“You would go to the supermarket and it would be deserted because people terrified to step outside,” Dominguez said, who traveled with his mother and younger brother from Mexico city at age 11.
“I had migrant workers in the (Emergency Department), who were afraid of telling me they were being physically abused because of fears of deportation. Some are victims of severe domestic abuse but remain silent. They do not contact the authorities when they have life-threatening injuries,” said Dr Rodriguez, who travelled to the U.S. at age 18 from Colombia.
However, the migrant communities across the nation are rallying, fighting fear with knowledge as local organizations lead movements to help prepare families with strategies in case of arrest or an ICE investigation in their home.
Law firms such as CAIR (Chicago’s Council on American Islamic Relations) among others across the country have lent their services and legal advice either pro-bono or at a discounted price to guide families through their court cases.
Churches have opened their doors to hold educational human rights courses and provide support and shelter for refugees, while other groups march the streets, taking their fight as far as Trump’s front door.
“I think there’s a lot of ignorance in our country about immigration…There’s a lot of insensitivity to the Hispanic community, these are young kids that are getting detained, these families moms and children are getting separated,” Torres-Carrillo said, adding that through these trials she’s seen the Latino community come together and feels they want the world to see the bigger picture.

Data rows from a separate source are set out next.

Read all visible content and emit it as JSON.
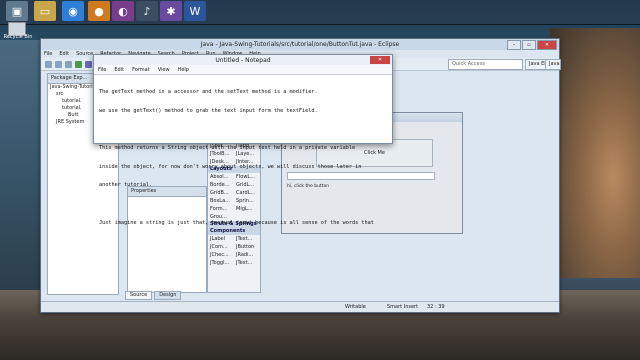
{
  "desktop": {
    "recycle_label": "Recycle Bin"
  },
  "eclipse": {
    "title": "Java - Java-Swing-Tutorials/src/tutorial/one/ButtonTut.java - Eclipse",
    "menu": [
      "File",
      "Edit",
      "Source",
      "Refactor",
      "Navigate",
      "Search",
      "Project",
      "Run",
      "Window",
      "Help"
    ],
    "quick_access": "Quick Access",
    "perspectives": [
      "Java EE",
      "Java"
    ],
    "package_explorer": {
      "tab": "Package Exp...",
      "items": [
        "Java-Swing-Tutorials",
        "src",
        "tutorial.",
        "tutorial.",
        "Butt",
        "JRE System"
      ]
    },
    "palette": {
      "rows1": [
        [
          "JSplit...",
          "JTabb..."
        ],
        [
          "JToolB...",
          "JLaye..."
        ],
        [
          "JDesk...",
          "JInter..."
        ]
      ],
      "cat_layouts": "Layouts",
      "rows2": [
        [
          "Absol...",
          "FlowL..."
        ],
        [
          "Borde...",
          "GridL..."
        ],
        [
          "GridB...",
          "CardL..."
        ],
        [
          "BoxLa...",
          "Sprin..."
        ],
        [
          "Form...",
          "MigL..."
        ],
        [
          "Grou...",
          ""
        ]
      ],
      "cat_struts": "Struts & Springs",
      "cat_components": "Components",
      "rows3": [
        [
          "JLabel",
          "JText..."
        ],
        [
          "JCom...",
          "JButton"
        ],
        [
          "JChec...",
          "JRadi..."
        ],
        [
          "JToggl...",
          "JText..."
        ]
      ]
    },
    "properties_tab": "Properties",
    "design": {
      "button_label": "Click Me",
      "label_text": "hi, click the button"
    },
    "source_tab": "Source",
    "design_tab": "Design",
    "status": {
      "writable": "Writable",
      "insert": "Smart Insert",
      "position": "32 : 39"
    }
  },
  "notepad": {
    "title": "Untitled - Notepad",
    "menu": [
      "File",
      "Edit",
      "Format",
      "View",
      "Help"
    ],
    "lines": [
      "The getText method is a accessor and the setText method is a modifier.",
      "we use the getText() method to grab the text input form the textField.",
      "",
      "This method returns a String object with the input text held in a private variable",
      "inside the object, for now don't worry about objects, we will discuss those later in",
      "another tutorial.",
      "",
      "Just imagine a string is just that, textual input because is all sense of the words that"
    ]
  }
}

“The process to come to our country legally is nearly impossible for an average working Mexican, Guatemalan or Nicaraguan, it’s very different unless you come from money,” the instructor said.
She concluded that, though there is no easy way out, if a more comprehensive approach were adopted, there would likely be fewer undocumented families around the country and no current immigration crisis.
“I’m just going to continue to work and continue to get my education and see what goes on from there,” said DACA recipient Martha Ruiz Toscano, 22, a physical therapy student at Henry Ford College in Michigan. "What else can I do?"